Anthony graduated from Birmingham City Schools and went to work for Stockham Valves and Fittings, for whom he competed in industrial league baseball in the early 1970s. He completed his bachelor's degree at Alabama A&M University in 1974 and went on to enroll in evening courses at the Miles College School of Law, completing his Juris Doctorate in 1979. There he was inspired by Ralph Cook and David Cromwell Johnson to pursue a career in law. After passing the bar, he took a job as a prosecutor in the office of the Jefferson County District Attorney. He served from 1983 to 1995 as a municipal judge and later served as the dean of Miles' School of Law.
Anthony finished second in the 1991 and 1995 Birmingham mayoral elections in which Richard Arrington, Jr won his fourth and fifth terms. He also served as president of the Jefferson County Progressive Democratic Council, a rival to Arrngton's Jefferson County Citizens Coalition. In the 1999 Birmingham mayoral election he supported Bernard Kincaid (with whom he had founded People's Choice to oppose Arrington's Jefferson County Citizens Coalition) and served Mayor Kincaid as a legal advisor. In 2002 Anthony forced a runoff for Alabama Senate District 20 against incumbent Sundra Escott-Russell. During the campaign he argued the need for a new state constitution.
As a defender, Anthony has taken on some of the biggest criminal cases in the county. He is representing Dedrick Griham, who has been charged with kidnapping and raping Sandra Gregory in May 2006. He has also represented murder suspects Derrol Shaw, who pleaded guilty to four murders, Freddie Powell, a 70-year-old man who was charged in the death of 2-year-old Kateria Blackburn, and Andrew Moore, a 73-year-old man charged with manslaughter in the death of a 14-year-old boy. Anthony also filed an unsuccessful motion on behalf of Eric Robert Rudolph, asking a judge to set aside the verdict in a civil suit against Rudolph won by Emily Lyons.
Anthony is known for his passionate oration, withering cross-examinations, and for his fashion sense. He has run three times for Mayor of Birmingham and once for State Senate without success. Anthony serves on the Metropolitan Development Board and on the Board of Commissioners for the Housing Authority of the Birmingham District. He is a deacon at Tabernacle Baptist Church. He and his wife Felicia have two daughters.
In his 2009 mayoral campaign, Anthony stressed the need for accountability and fairness.

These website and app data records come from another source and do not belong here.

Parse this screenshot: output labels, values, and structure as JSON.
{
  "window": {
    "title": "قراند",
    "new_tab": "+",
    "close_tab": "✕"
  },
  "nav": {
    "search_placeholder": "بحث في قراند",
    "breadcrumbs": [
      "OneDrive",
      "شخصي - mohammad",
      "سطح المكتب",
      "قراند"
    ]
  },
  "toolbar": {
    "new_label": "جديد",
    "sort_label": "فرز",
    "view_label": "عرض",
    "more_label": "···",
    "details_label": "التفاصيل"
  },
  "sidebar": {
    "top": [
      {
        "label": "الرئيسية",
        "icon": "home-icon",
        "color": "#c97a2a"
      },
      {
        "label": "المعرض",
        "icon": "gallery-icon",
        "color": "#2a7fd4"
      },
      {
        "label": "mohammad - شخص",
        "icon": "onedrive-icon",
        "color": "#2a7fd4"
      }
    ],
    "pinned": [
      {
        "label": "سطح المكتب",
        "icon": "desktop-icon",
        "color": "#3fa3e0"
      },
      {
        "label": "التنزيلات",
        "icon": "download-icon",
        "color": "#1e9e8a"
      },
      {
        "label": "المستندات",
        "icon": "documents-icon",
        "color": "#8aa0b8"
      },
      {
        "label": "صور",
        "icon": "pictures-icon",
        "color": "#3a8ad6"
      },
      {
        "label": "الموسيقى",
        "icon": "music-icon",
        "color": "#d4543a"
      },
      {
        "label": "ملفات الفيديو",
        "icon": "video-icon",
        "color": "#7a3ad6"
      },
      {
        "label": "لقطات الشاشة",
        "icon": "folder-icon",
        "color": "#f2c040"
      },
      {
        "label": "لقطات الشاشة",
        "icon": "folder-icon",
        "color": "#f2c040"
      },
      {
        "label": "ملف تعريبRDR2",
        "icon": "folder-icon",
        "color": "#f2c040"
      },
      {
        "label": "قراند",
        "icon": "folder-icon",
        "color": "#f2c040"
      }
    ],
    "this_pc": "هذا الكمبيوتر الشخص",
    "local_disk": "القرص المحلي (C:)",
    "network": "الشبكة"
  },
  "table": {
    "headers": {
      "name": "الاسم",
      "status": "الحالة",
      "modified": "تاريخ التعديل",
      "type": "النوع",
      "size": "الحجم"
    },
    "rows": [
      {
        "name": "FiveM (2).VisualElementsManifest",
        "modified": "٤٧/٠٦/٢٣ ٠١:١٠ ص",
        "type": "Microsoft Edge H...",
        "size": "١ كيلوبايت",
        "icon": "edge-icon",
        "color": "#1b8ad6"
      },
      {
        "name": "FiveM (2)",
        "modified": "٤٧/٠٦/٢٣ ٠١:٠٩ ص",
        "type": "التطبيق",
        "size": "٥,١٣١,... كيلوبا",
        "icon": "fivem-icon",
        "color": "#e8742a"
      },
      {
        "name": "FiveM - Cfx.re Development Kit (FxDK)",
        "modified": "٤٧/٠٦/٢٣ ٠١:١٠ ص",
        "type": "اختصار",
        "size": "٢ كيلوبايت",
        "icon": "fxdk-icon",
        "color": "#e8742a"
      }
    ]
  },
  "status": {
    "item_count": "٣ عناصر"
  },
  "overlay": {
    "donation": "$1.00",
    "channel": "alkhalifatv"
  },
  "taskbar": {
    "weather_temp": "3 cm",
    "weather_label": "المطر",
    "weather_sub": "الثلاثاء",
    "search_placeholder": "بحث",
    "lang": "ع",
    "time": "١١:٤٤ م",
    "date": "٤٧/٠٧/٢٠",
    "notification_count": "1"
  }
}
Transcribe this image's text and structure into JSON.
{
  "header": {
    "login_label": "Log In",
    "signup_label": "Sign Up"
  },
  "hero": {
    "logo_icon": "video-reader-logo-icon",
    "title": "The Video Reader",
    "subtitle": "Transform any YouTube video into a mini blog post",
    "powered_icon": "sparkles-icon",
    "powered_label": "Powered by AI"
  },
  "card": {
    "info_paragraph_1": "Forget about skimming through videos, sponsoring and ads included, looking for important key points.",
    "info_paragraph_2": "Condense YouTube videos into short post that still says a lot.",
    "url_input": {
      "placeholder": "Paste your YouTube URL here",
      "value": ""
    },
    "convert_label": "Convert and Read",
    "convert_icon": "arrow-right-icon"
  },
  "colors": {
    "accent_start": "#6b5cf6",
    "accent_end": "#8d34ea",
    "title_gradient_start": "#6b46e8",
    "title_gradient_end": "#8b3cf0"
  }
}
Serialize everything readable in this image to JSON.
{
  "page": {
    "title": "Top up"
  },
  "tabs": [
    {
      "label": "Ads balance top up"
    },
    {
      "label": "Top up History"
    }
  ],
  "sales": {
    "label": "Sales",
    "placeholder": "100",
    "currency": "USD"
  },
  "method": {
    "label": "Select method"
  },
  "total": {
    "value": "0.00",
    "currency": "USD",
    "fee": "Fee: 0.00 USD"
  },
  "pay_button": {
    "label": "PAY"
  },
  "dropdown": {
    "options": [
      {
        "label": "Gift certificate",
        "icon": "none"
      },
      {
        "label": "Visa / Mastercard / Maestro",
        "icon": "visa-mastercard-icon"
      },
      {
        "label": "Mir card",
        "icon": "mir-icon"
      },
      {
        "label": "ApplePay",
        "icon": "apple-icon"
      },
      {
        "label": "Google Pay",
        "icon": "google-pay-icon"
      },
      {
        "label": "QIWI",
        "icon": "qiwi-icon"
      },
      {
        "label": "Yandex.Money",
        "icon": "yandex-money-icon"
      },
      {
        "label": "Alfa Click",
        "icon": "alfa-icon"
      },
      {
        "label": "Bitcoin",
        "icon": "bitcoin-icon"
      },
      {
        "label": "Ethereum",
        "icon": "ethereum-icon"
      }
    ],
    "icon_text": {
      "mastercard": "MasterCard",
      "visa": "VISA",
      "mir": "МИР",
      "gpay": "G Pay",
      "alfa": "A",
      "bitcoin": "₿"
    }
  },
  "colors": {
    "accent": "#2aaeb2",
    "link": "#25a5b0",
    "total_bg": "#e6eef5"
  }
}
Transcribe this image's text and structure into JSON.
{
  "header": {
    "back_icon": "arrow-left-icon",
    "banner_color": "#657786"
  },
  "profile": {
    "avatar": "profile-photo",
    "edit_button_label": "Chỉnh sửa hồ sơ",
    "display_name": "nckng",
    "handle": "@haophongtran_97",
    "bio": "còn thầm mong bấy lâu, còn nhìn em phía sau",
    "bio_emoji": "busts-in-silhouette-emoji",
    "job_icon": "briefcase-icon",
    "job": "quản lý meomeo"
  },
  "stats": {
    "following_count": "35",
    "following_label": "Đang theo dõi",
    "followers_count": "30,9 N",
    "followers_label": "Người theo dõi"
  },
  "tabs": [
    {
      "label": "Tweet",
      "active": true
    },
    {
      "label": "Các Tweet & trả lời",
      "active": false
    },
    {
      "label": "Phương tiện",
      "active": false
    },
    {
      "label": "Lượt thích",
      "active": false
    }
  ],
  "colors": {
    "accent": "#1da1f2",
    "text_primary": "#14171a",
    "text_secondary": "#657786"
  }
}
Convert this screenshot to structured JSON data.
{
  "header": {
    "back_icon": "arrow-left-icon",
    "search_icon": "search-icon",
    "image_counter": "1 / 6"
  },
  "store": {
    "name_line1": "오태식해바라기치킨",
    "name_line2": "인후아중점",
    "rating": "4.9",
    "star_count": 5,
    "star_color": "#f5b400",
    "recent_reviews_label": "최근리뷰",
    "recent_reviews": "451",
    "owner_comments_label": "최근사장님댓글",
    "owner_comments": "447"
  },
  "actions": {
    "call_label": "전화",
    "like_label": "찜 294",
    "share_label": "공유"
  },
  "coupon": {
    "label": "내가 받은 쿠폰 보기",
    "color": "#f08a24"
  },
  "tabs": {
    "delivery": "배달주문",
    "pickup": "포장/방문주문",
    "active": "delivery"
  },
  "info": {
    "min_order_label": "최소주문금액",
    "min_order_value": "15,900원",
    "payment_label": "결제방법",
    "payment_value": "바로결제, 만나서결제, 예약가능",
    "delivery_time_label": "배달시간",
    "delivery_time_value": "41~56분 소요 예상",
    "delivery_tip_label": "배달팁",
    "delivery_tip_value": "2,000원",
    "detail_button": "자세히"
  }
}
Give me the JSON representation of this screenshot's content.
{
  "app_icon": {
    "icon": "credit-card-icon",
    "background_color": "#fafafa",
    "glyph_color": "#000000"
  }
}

After stabilizing city finances, he hoped to lead major improvements to basic services such as education and transit. He was endorsed by The Birmingham News, and finished fourth in the race, garnering 4,344 of 34,931 votes. After conceding defeat, he pledged not to run for mayor again, but to continue to work for the improvement of Birmingham.
- Hickerson, Patrick (June 5, 2002) "Anthony, Escott-Russell in runoff with no GOP rivals." Birmingham News
- Walton, Val (August 15, 2006) "Dapper defender." Birmingham News
- Bryant, Joseph D. (November 8, 2009) "Emory Anthony to announce run for mayor Monday." Birmingham News
- Bryant, Joseph D. (November 23, 2009) "Birmingham mayor's race: Hopeful Emory Anthony used to challenges." Birmingham News
 External links
- Emory Anthony campaign website